It is assumed that much loading of timber was done onto the ice in the winter. But heavy loads were often pulled in all seasons by using “stone boats” – low sturdy platforms with large iron runners beneath. The Mast Road starts at the Glen outside Beachburg and went in a straight line to reach the Ottawa shore over flat terrain – important when pulling extremely heavy loads.
Ross Museum past-president Lawrie Barton:
“Today we think of horses as the primary power source on the pioneer farm. However the 1851 Westmeath Township census recorded 2,358 oxen and 1,232 horses. Oxen were stronger that the average draft horse. They were more hardy, easier to maintain and could pull plows, harrows and wagons.
The two photos used here are from Google Images. It is hard to imagine the sight and pulling capacity of “eight span of oxen”.
This resolution entry comes from the Westmeath Township Council Minute Book for that date:
“8th October 1871
Moved by Beall, Seconded by Condie, that the petition of Chas. Findlay, putting his Statute Labour for three years on the Mast Road, in vicinity of his farm there, be granted. Carried.”
It was not unique for this township to have a Mast Road. Many townships did in those early years, when mast roads were built all through the lumbering sections of eastern and northern Ontario, to take the huge squared timbers to the closest river and thus send them out to market.
The British navel shipyards were in full operation, building new ships or repairing the ships of the greatly expanded British naval fleet during the Napoleonic War years. Demand was high for massive straight masts for the riggings. These “sticks” were the stuff where men could make fortunes! A William Price was sent out as early as 1810 to seek a new supply source for the battleships of Britain. As a representative of the Admiralty, he returned to England impressed with his exploration and together with James McGill, later founder of the University that bears his name, he began the square timber trade.
Evelyn Moore Price writing in her “History of Corporation of Township of Westmeath”, describes the Mast Road this way:
“Lumbering was the main industry in this section of the Westmeath township from the time of 1837 when settlers began arriving from down the Ottawa River.

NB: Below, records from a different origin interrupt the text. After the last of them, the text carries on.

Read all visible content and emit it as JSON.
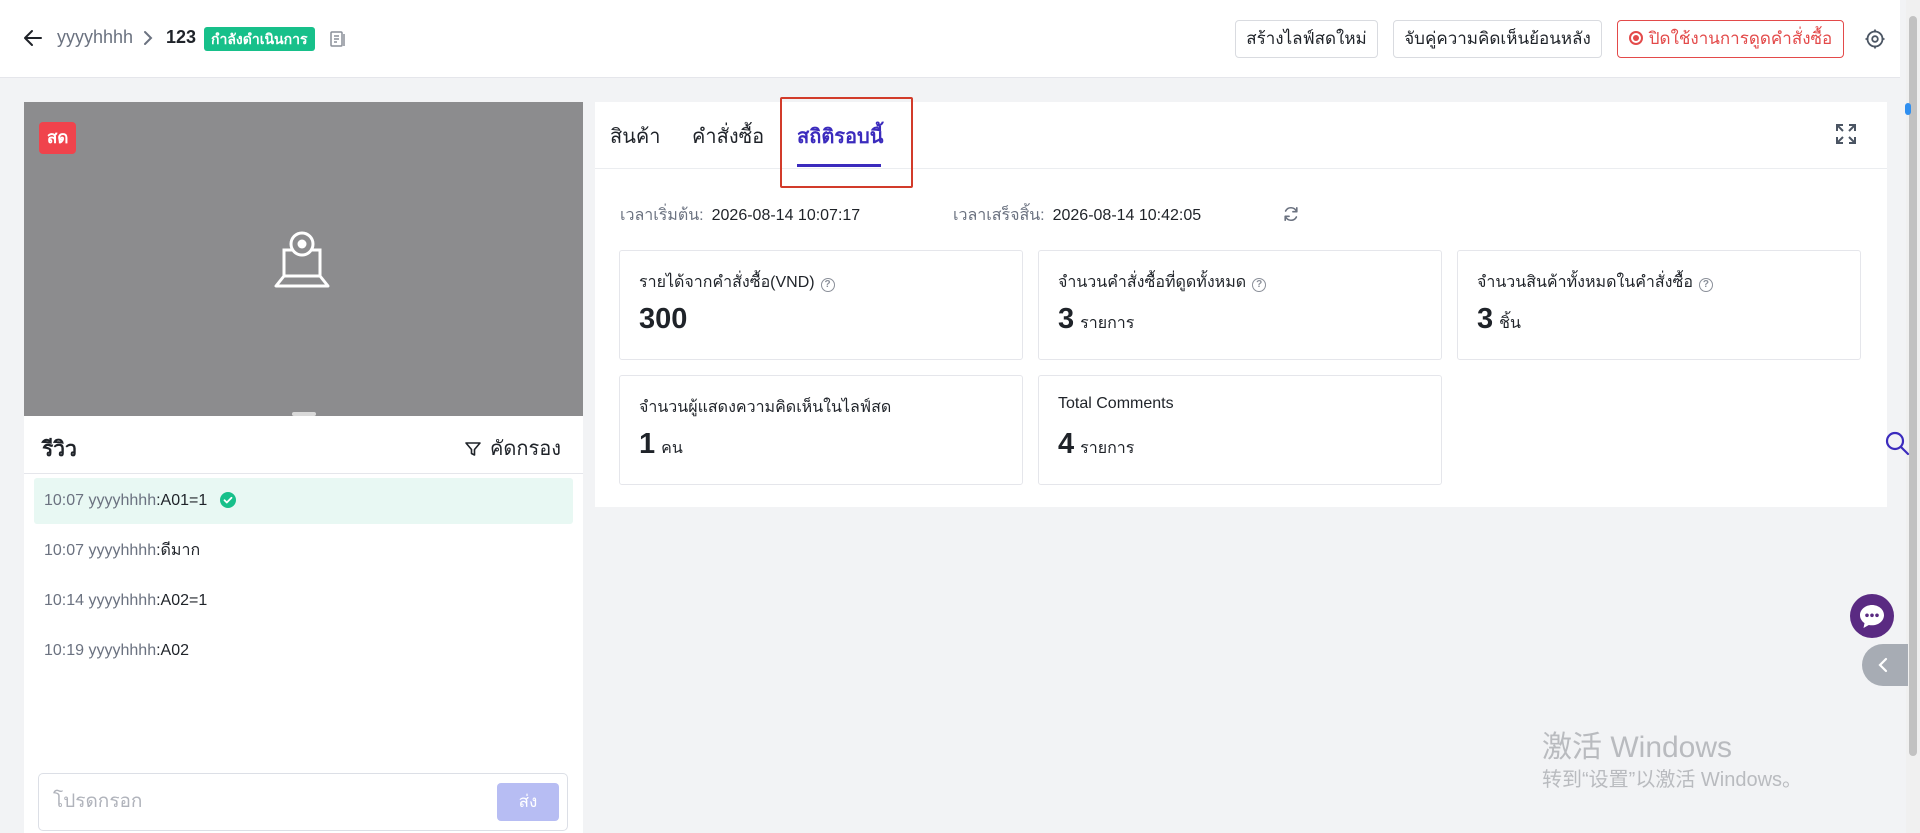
{
  "header": {
    "breadcrumb_user": "yyyyhhhh",
    "breadcrumb_id": "123",
    "status": "กำลังดำเนินการ",
    "btn_new_live": "สร้างไลฟ์สดใหม่",
    "btn_match_comments": "จับคู่ความคิดเห็นย้อนหลัง",
    "btn_disable_order_capture": "ปิดใช้งานการดูดคำสั่งซื้อ"
  },
  "video": {
    "live_badge": "สด"
  },
  "reviews": {
    "title": "รีวิว",
    "filter_label": "คัดกรอง",
    "comments": [
      {
        "time": "10:07",
        "user": "yyyyhhhh",
        "text": ":A01=1",
        "selected": true
      },
      {
        "time": "10:07",
        "user": "yyyyhhhh",
        "text": ":ดีมาก",
        "selected": false
      },
      {
        "time": "10:14",
        "user": "yyyyhhhh",
        "text": ":A02=1",
        "selected": false
      },
      {
        "time": "10:19",
        "user": "yyyyhhhh",
        "text": ":A02",
        "selected": false
      }
    ],
    "input_placeholder": "โปรดกรอก",
    "send_label": "ส่ง"
  },
  "tabs": {
    "products": "สินค้า",
    "orders": "คำสั่งซื้อ",
    "stats": "สถิติรอบนี้",
    "active": "stats"
  },
  "times": {
    "start_label": "เวลาเริ่มต้น:",
    "start_value": "2026-08-14 10:07:17",
    "end_label": "เวลาเสร็จสิ้น:",
    "end_value": "2026-08-14 10:42:05"
  },
  "stats": {
    "revenue": {
      "label": "รายได้จากคำสั่งซื้อ(VND)",
      "value": "300",
      "unit": ""
    },
    "total_orders": {
      "label": "จำนวนคำสั่งซื้อที่ดูดทั้งหมด",
      "value": "3",
      "unit": "รายการ"
    },
    "total_items": {
      "label": "จำนวนสินค้าทั้งหมดในคำสั่งซื้อ",
      "value": "3",
      "unit": "ชิ้น"
    },
    "commenters": {
      "label": "จำนวนผู้แสดงความคิดเห็นในไลฟ์สด",
      "value": "1",
      "unit": "คน"
    },
    "total_comments": {
      "label": "Total Comments",
      "value": "4",
      "unit": "รายการ"
    }
  },
  "watermark": {
    "title": "激活 Windows",
    "subtitle": "转到“设置”以激活 Windows。"
  },
  "colors": {
    "accent": "#3b2bbd",
    "status_green": "#17c08a",
    "live_red": "#f0434c",
    "danger": "#e34a4a",
    "highlight_box": "#d23b2a"
  },
  "icons": {
    "back": "arrow-left-icon",
    "doc": "document-icon",
    "settings": "settings-icon",
    "camera": "camera-icon",
    "filter": "filter-icon",
    "check": "check-circle-icon",
    "fullscreen": "fullscreen-icon",
    "refresh": "refresh-icon",
    "help": "help-circle-icon",
    "search": "search-icon",
    "chat": "chat-icon",
    "collapse": "chevron-left-icon"
  }
}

“Huge quantities of trees were cut in the surrounding locality – hewed into square timber by skilled woodsmen – which were hauled through the tiny new hamlet of Beachburg by eight yoke of oxen hauling one stick of timber.
“They hauled down the “Mast Road” so named for its suitability for hauling the long mast suitable for sailing ships. These had to be “rafted up”, in still waters and not in the turbulent waters of the Ottawa on the other side of the peninsula. This road passed through “The Glen” and is known to be one of the straightest road in existence. This was traversed and the timbers put in Bellows Bay on the Ottawa River at Lot 1, North Front A. Traveling was extremely hazardous due to the heavy timber causing the lowlands to hold the water under which was marsh or bogs. Great difficulties were encountered traveling on these primitive trails. For this same reason, many pioneers came up the Ottawa, among them John Buchanan. To avoid the dangerous stretch of rapids, now known as Whitewater country, he by-passed these by going on the other side of Calumet Island as far as LaPasse where he turned downstream, landing his family and belongings at the Roche Fendu area where he had taken up a large tract of land.”
The Mast Road is no more. The usefulness of having a direct, flat route to the riverfront at Bellow’s Bay faded with the last of the giant timbers were felled. Snowmobilers are the only users of trails in this area now. Now the alternate road route in use from Beachburg to the Ottawa’s shoreline west of Westmeath, is along the Lookout Road, over two sets of hills, providing wonderful, scenic views; but not good for oxen pulling heavy loads.
Today that large area of cedars and bushland of forgotten Mast Road contains the Westmeath Conservation Area to preserve the Westmeath Bog.